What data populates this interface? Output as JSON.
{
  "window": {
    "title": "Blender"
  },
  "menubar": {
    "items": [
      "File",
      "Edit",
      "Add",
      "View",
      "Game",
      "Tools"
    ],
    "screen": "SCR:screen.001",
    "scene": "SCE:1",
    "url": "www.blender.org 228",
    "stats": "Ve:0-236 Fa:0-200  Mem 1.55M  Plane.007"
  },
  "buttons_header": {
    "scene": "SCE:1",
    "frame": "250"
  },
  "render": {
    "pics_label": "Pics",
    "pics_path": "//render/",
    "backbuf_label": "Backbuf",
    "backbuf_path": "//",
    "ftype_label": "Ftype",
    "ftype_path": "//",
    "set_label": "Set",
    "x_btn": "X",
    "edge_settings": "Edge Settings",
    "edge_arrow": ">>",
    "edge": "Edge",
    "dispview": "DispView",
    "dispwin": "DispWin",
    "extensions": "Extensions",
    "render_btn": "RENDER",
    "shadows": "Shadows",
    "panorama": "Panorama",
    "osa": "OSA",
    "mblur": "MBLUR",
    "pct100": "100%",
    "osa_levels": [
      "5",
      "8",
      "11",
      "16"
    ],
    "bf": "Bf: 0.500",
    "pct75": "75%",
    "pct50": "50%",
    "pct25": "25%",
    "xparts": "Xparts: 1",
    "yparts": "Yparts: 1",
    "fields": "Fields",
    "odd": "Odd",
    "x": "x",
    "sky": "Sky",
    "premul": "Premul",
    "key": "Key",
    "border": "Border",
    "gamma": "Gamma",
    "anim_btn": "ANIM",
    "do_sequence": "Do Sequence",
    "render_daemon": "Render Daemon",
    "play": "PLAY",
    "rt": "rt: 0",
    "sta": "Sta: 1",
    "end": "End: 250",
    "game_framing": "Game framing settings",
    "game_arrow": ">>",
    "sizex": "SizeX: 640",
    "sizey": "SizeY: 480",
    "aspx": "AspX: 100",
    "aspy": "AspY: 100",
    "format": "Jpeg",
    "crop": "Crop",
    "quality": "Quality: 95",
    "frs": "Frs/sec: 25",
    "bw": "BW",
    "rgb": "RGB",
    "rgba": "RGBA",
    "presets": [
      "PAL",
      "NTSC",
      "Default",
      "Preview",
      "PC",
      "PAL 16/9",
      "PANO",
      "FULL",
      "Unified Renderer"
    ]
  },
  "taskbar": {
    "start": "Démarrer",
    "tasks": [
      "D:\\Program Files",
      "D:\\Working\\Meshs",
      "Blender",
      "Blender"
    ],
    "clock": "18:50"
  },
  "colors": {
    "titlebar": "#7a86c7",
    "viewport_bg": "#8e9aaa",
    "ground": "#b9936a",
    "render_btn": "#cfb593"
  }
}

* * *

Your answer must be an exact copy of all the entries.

Your response
What data populates this interface? Output as JSON.
{
  "window": {
    "title": "Blender"
  },
  "menubar": {
    "items": [
      "File",
      "Edit",
      "Add",
      "View",
      "Game",
      "Tools"
    ],
    "screen": "SCR:screen.001",
    "scene": "SCE:1",
    "url": "www.blender.org 228",
    "stats": "Ve:0-236 Fa:0-200  Mem 1.55M  Plane.007"
  },
  "buttons_header": {
    "scene": "SCE:1",
    "frame": "250"
  },
  "render": {
    "pics_label": "Pics",
    "pics_path": "//render/",
    "backbuf_label": "Backbuf",
    "backbuf_path": "//",
    "ftype_label": "Ftype",
    "ftype_path": "//",
    "set_label": "Set",
    "x_btn": "X",
    "edge_settings": "Edge Settings",
    "edge_arrow": ">>",
    "edge": "Edge",
    "dispview": "DispView",
    "dispwin": "DispWin",
    "extensions": "Extensions",
    "render_btn": "RENDER",
    "shadows": "Shadows",
    "panorama": "Panorama",
    "osa": "OSA",
    "mblur": "MBLUR",
    "pct100": "100%",
    "osa_levels": [
      "5",
      "8",
      "11",
      "16"
    ],
    "bf": "Bf: 0.500",
    "pct75": "75%",
    "pct50": "50%",
    "pct25": "25%",
    "xparts": "Xparts: 1",
    "yparts": "Yparts: 1",
    "fields": "Fields",
    "odd": "Odd",
    "x": "x",
    "sky": "Sky",
    "premul": "Premul",
    "key": "Key",
    "border": "Border",
    "gamma": "Gamma",
    "anim_btn": "ANIM",
    "do_sequence": "Do Sequence",
    "render_daemon": "Render Daemon",
    "play": "PLAY",
    "rt": "rt: 0",
    "sta": "Sta: 1",
    "end": "End: 250",
    "game_framing": "Game framing settings",
    "game_arrow": ">>",
    "sizex": "SizeX: 640",
    "sizey": "SizeY: 480",
    "aspx": "AspX: 100",
    "aspy": "AspY: 100",
    "format": "Jpeg",
    "crop": "Crop",
    "quality": "Quality: 95",
    "frs": "Frs/sec: 25",
    "bw": "BW",
    "rgb": "RGB",
    "rgba": "RGBA",
    "presets": [
      "PAL",
      "NTSC",
      "Default",
      "Preview",
      "PC",
      "PAL 16/9",
      "PANO",
      "FULL",
      "Unified Renderer"
    ]
  },
  "taskbar": {
    "start": "Démarrer",
    "tasks": [
      "D:\\Program Files",
      "D:\\Working\\Meshs",
      "Blender",
      "Blender"
    ],
    "clock": "18:50"
  },
  "colors": {
    "titlebar": "#7a86c7",
    "viewport_bg": "#8e9aaa",
    "ground": "#b9936a",
    "render_btn": "#cfb593"
  }
}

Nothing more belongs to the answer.